TASK MATERIAL:
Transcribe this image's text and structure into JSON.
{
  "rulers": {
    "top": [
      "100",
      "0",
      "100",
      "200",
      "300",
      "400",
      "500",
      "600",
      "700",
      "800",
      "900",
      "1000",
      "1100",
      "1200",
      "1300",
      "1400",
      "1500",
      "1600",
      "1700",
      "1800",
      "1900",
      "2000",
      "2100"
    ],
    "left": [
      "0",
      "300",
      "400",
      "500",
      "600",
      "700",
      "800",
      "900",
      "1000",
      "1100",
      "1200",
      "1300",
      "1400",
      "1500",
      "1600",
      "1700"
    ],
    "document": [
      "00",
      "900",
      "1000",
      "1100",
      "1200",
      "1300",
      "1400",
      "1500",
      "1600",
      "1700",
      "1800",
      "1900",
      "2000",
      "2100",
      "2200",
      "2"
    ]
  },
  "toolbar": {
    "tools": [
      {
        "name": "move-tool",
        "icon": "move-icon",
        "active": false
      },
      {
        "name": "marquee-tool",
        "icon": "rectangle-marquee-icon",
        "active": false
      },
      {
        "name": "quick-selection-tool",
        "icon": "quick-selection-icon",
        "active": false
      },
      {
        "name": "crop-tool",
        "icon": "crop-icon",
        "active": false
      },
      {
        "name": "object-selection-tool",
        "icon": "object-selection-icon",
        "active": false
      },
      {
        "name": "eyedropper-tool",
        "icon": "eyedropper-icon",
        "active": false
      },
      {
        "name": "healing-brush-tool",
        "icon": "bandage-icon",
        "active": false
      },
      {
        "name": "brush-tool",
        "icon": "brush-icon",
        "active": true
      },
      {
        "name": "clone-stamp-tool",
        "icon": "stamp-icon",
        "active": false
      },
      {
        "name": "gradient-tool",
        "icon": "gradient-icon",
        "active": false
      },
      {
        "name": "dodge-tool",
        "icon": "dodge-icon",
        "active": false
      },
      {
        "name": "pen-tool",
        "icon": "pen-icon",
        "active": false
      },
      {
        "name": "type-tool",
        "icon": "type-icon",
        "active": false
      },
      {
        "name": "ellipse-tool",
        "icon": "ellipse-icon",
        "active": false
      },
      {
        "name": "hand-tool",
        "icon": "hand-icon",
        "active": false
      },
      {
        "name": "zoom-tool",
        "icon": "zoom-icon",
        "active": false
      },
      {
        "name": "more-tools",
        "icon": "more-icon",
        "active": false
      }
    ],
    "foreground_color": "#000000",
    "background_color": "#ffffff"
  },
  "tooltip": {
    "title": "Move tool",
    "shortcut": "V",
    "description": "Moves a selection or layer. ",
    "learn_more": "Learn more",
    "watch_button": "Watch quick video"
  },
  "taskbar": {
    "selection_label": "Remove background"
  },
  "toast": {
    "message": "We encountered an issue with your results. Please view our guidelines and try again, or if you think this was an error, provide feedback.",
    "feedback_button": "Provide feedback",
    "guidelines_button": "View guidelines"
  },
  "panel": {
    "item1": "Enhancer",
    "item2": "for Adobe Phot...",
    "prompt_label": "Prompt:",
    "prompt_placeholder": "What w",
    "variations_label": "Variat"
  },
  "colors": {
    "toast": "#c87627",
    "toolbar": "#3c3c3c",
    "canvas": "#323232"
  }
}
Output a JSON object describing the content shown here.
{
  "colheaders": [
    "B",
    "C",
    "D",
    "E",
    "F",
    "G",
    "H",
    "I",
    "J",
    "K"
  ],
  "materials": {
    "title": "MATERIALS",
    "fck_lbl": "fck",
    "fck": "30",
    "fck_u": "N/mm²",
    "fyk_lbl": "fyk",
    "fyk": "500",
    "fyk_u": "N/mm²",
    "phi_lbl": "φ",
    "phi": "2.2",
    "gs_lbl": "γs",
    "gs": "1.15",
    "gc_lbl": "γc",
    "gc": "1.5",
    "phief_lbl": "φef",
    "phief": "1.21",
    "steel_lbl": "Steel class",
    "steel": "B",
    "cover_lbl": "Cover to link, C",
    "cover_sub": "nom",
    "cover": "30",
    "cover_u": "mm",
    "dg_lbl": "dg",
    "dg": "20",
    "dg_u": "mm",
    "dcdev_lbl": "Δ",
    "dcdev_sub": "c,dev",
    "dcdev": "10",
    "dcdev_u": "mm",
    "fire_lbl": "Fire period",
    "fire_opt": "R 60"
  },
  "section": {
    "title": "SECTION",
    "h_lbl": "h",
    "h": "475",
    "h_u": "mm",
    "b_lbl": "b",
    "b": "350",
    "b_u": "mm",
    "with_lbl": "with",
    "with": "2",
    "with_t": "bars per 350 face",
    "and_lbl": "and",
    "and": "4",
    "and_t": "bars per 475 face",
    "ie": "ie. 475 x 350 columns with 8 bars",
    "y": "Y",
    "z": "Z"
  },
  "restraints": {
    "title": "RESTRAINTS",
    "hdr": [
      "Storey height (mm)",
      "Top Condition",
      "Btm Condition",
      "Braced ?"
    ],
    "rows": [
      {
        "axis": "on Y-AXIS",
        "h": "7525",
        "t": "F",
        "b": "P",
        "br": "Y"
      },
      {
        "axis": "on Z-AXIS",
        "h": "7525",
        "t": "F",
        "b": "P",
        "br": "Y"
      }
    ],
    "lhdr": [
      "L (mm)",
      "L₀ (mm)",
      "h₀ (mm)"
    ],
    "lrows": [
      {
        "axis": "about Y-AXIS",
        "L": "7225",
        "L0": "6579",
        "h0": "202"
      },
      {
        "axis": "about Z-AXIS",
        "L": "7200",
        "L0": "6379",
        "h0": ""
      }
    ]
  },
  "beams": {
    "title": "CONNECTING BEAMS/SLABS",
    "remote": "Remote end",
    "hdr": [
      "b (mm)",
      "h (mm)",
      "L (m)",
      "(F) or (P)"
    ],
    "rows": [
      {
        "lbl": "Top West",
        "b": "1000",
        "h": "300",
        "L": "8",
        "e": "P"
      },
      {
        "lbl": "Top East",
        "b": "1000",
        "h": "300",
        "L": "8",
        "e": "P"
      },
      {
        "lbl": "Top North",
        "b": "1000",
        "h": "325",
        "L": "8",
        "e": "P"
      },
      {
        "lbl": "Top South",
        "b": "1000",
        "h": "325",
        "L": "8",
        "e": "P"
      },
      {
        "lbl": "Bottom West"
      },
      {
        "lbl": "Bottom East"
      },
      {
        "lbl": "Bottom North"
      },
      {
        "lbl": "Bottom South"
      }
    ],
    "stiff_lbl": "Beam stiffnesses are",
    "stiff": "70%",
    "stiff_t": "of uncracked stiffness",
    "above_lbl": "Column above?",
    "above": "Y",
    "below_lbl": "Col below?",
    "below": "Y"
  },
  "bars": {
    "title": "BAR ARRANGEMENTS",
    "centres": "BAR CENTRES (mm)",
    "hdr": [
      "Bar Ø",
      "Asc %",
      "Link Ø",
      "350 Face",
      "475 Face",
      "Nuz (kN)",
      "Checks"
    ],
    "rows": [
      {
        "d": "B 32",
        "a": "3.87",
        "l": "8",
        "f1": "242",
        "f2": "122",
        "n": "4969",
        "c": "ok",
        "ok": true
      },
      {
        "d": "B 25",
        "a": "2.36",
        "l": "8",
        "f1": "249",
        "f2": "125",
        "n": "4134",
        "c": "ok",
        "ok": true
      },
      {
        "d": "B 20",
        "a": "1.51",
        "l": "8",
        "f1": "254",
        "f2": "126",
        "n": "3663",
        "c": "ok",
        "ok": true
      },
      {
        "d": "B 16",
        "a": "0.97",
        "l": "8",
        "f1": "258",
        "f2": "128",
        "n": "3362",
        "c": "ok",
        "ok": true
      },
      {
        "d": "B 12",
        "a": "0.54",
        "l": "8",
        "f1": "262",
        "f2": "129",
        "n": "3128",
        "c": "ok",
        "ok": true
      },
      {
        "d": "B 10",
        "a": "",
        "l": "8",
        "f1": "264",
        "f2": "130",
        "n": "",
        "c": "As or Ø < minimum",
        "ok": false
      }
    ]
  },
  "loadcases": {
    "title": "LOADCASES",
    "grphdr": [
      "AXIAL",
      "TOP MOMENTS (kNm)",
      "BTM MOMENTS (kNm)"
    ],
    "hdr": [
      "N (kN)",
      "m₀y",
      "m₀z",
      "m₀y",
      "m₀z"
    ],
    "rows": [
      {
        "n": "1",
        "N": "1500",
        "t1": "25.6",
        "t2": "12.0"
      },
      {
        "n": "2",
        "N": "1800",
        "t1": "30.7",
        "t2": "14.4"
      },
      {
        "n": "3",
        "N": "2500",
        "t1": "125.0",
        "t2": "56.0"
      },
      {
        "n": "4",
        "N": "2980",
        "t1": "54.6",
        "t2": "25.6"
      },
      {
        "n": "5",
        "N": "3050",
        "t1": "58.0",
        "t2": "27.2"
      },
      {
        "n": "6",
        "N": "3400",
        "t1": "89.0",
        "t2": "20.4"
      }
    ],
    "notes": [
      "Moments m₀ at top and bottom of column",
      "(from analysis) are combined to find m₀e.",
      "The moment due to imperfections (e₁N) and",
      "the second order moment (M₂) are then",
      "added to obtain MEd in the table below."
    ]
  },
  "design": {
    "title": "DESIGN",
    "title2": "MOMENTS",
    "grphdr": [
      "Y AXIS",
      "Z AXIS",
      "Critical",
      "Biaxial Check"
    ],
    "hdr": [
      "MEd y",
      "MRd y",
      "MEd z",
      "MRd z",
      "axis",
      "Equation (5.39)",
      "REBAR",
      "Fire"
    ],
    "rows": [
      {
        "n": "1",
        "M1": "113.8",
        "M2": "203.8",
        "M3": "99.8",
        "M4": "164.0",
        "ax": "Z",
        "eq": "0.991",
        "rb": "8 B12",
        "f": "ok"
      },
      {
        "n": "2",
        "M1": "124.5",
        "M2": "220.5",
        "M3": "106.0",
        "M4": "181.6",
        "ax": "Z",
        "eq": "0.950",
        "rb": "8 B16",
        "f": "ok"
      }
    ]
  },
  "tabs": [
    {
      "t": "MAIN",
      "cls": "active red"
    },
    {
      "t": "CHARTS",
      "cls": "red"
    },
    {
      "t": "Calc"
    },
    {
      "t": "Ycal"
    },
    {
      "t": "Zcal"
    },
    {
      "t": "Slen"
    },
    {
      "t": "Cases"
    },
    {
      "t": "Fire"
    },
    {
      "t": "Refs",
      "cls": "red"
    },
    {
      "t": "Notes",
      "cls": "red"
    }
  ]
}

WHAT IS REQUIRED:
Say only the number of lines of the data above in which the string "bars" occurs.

ANSWER SECTION:
4